<parameter key="reason-template" value="Users logged in must be ${operator} ${operand} but actual value was ${observedValue}" />

Assuming the example service definition above were in effect, but the monitor found that hrSystemNumUsers had a value of zero, the resulting reason code would read:

Users logged in must be >= 1 but actual value was 0

The following tokens, if present in the form ${foo} in the reason code template, will be expanded to the values configured for the corresponding parameters in the service definition:

  • oid
  • operator
  • operand
  • walk
  • matchAll (actual parameter key is match-all, camel case conversion is XML convention)
  • minimum
  • maximum
  • timeout
  • retry (retries is a synonym)
  • port

The following additional tokens, if present, will be expanded to their runtime values:

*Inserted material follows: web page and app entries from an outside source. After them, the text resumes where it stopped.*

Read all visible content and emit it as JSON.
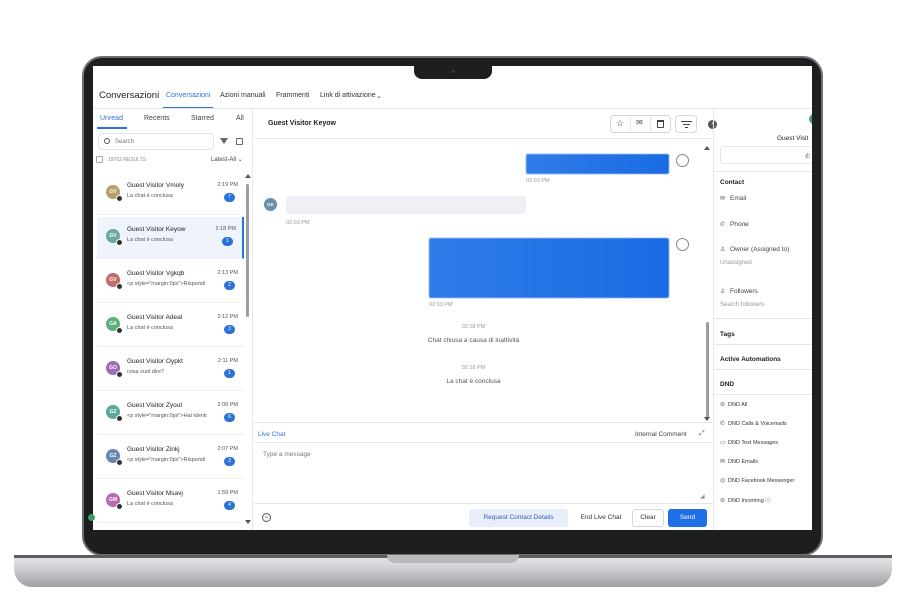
{
  "app": {
    "title": "Conversazioni"
  },
  "nav": {
    "tabs": [
      "Conversazioni",
      "Azioni manuali",
      "Frammenti",
      "Link di attivazione"
    ]
  },
  "list": {
    "tabs": [
      "Unread",
      "Recents",
      "Starred",
      "All"
    ],
    "search_placeholder": "Search",
    "results": "19702 RESULTS",
    "sort": "Latest-All",
    "items": [
      {
        "initials": "GV",
        "color": "#b3a06b",
        "name": "Guest Visitor Vmoly",
        "time": "2:19 PM",
        "preview": "La chat è conclusa",
        "count": "7"
      },
      {
        "initials": "GV",
        "color": "#6aa8a4",
        "name": "Guest Visitor Keyow",
        "time": "2:18 PM",
        "preview": "La chat è conclusa",
        "count": "1"
      },
      {
        "initials": "GV",
        "color": "#c46a6a",
        "name": "Guest Visitor Vgkqb",
        "time": "2:13 PM",
        "preview": "<p style=\"margin:0px\">Rispondi",
        "count": "2"
      },
      {
        "initials": "GA",
        "color": "#5fae7a",
        "name": "Guest Visitor Adeal",
        "time": "2:12 PM",
        "preview": "La chat è conclusa",
        "count": "3"
      },
      {
        "initials": "GO",
        "color": "#a06ab8",
        "name": "Guest Visitor Oypkt",
        "time": "2:11 PM",
        "preview": "cosa vuol dire?",
        "count": "1"
      },
      {
        "initials": "GZ",
        "color": "#5aa8a0",
        "name": "Guest Visitor Zyout",
        "time": "2:08 PM",
        "preview": "<p style=\"margin:0px\">Hai identi",
        "count": "6"
      },
      {
        "initials": "GZ",
        "color": "#6a84b8",
        "name": "Guest Visitor Zinkj",
        "time": "2:07 PM",
        "preview": "<p style=\"margin:0px\">Rispondi",
        "count": "3"
      },
      {
        "initials": "GM",
        "color": "#b86ab0",
        "name": "Guest Visitor Msavj",
        "time": "1:59 PM",
        "preview": "La chat è conclusa",
        "count": "4"
      }
    ]
  },
  "chat": {
    "title": "Guest Visitor Keyow",
    "visitor_initials": "GK",
    "messages": [
      {
        "time": "02:03 PM"
      },
      {
        "time": "02:03 PM"
      },
      {
        "time": "02:03 PM"
      }
    ],
    "system": [
      {
        "time": "02:18 PM",
        "text": "Chat chiusa a causa di inattività"
      },
      {
        "time": "02:18 PM",
        "text": "La chat è conclusa"
      }
    ]
  },
  "composer": {
    "tab_live": "Live Chat",
    "tab_internal": "Internal Comment",
    "placeholder": "Type a message",
    "request_label": "Request Contact Details",
    "end_label": "End Live Chat",
    "clear_label": "Clear",
    "send_label": "Send"
  },
  "contact": {
    "name": "Guest Visit",
    "section_contact": "Contact",
    "email": "Email",
    "phone": "Phone",
    "owner": "Owner (Assigned to)",
    "owner_value": "Unassigned",
    "followers": "Followers",
    "followers_placeholder": "Search followers",
    "tags": "Tags",
    "automations": "Active Automations",
    "dnd": "DND",
    "dnd_items": [
      "DND All",
      "DND Calls & Voicemails",
      "DND Text Messages",
      "DND Emails",
      "DND Facebook Messenger",
      "DND Incoming"
    ]
  },
  "colors": {
    "accent": "#2b73d6",
    "send": "#1f6fe6"
  }
}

ipaddr 
The IP address of the interface on which the service is being polled
observedValue 
The actual value (as a string) returned by the underlying SNMP operation. Note that this token usually does not make sense to use if the "walk" param is set to "true" or if the "match-all" param is set to "count".
matchCount 
The number of matching rows found. Set only if the "match-all" param is set to "count".